Once we get a notice like this, we of course checks it out. If it is a review, or something like that, we love to share it. But when it is our property being illagelly shared or sold by others, we react. We send a take-down request, along with legal documents that states that this is our property that someone else is selling, and that they do not have the rights to do so.
This also goes for YouTube. They have a form we fill out, to take it down. Once the form is filled out, there’s a box we can check, that asks YouTube to keep an open eye for similar uploads in the future. To monitor if someone else is trying to upload it. How well this works, we don’t know, but we do think it works rather ok, because we see less and less take-downs of music that we’ve allready taken down.
“So why has someone else uploaded your music, and why can’t I do it?”
Well, that question requires us to look at three things;
1. Has the music been published by another label or are we the first to publish it?
2. Is that channel owned by the band or one of it’s artists? Or even previous label?
3. Did they perhaps ask and get permission from us?
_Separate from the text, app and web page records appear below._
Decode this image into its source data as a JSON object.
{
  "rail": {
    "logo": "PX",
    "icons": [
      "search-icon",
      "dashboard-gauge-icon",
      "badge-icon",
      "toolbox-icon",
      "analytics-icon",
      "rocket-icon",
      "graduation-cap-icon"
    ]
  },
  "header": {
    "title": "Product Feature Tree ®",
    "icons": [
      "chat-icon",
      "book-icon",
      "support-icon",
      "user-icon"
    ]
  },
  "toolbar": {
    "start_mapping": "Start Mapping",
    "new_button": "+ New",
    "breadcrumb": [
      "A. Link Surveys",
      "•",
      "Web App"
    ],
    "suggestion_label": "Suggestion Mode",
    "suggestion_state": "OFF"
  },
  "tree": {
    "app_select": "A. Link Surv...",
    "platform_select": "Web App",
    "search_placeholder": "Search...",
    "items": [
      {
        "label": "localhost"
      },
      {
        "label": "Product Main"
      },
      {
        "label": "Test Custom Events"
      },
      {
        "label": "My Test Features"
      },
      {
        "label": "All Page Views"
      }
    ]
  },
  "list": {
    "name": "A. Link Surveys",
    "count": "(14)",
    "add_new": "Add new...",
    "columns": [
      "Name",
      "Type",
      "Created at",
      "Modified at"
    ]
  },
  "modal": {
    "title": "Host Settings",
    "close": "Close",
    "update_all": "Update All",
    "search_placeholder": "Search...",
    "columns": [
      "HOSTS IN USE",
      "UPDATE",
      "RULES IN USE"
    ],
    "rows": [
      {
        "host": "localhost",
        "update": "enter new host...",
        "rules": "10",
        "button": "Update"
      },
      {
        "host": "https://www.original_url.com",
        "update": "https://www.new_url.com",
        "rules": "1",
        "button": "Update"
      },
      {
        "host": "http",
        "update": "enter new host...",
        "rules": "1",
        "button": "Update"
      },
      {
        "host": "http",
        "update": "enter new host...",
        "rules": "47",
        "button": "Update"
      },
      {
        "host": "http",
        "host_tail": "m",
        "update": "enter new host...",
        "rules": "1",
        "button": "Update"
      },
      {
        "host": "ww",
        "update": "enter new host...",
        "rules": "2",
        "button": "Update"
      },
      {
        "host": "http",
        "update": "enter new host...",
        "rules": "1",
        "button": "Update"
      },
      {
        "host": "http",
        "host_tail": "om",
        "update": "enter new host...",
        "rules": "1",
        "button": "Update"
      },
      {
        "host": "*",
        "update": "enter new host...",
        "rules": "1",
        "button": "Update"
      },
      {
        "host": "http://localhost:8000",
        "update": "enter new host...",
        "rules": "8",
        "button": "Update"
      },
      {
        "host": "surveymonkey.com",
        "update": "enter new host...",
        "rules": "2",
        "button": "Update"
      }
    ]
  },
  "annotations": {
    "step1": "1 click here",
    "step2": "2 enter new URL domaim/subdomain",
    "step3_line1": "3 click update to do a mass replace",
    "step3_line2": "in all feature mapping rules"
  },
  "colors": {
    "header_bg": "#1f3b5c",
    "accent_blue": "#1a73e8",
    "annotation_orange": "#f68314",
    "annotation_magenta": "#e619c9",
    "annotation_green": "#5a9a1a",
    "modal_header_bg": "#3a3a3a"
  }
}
We do not only publish new music, but sometimes re-publish music that has been released before. And if a YouTube-‘promotuer’ has published the music before the artists signed with us, we must assume they have ask and gotten the rights to do so. Either from the previous label, or the artists themselves. Then we do not go thru the hassle of trying to take it down. Not even sure YouTube would allow us to do it, because the music was published before the agreement between our label and the artist was signed.
There DO exists some honest people, that sends us a request if it is ok for them to upload our music, before they do it. And those people are much appriciated. We try do meet them as best as we can. But when it comes to people that just uploads our music, without asking… They do not get the same treatment.
We usually give them the standard time to take the illegally shared property down. 7 days on YouTube, 21 days elsewhere. But there has been times that some channels have learned the hard way that uploading illegally gets your channel shut down immediatly. We do not of course wish to do this, so we always use 7 days on YouTube.
Don’t be a thief!
It is, like we said, very easy to find, download and share other artists music on YouTube. But it is not legal, unless you have gotten permission from the one holding the rights. That is usually the artist or the label. Sharing music you don’t have the rights for, IS stealing. No mather if you’re making money of it or not. Sharing, but not profiting also means that the artists are not profiting from their own work.
So think about that the next time you wish to “promote” others music. Or do it the right way: Create a playlist based on the allready uploaded music from the artists or labels own channel. You might still get the subscribes, but at least the owners of the music will get what is rightfully theirs.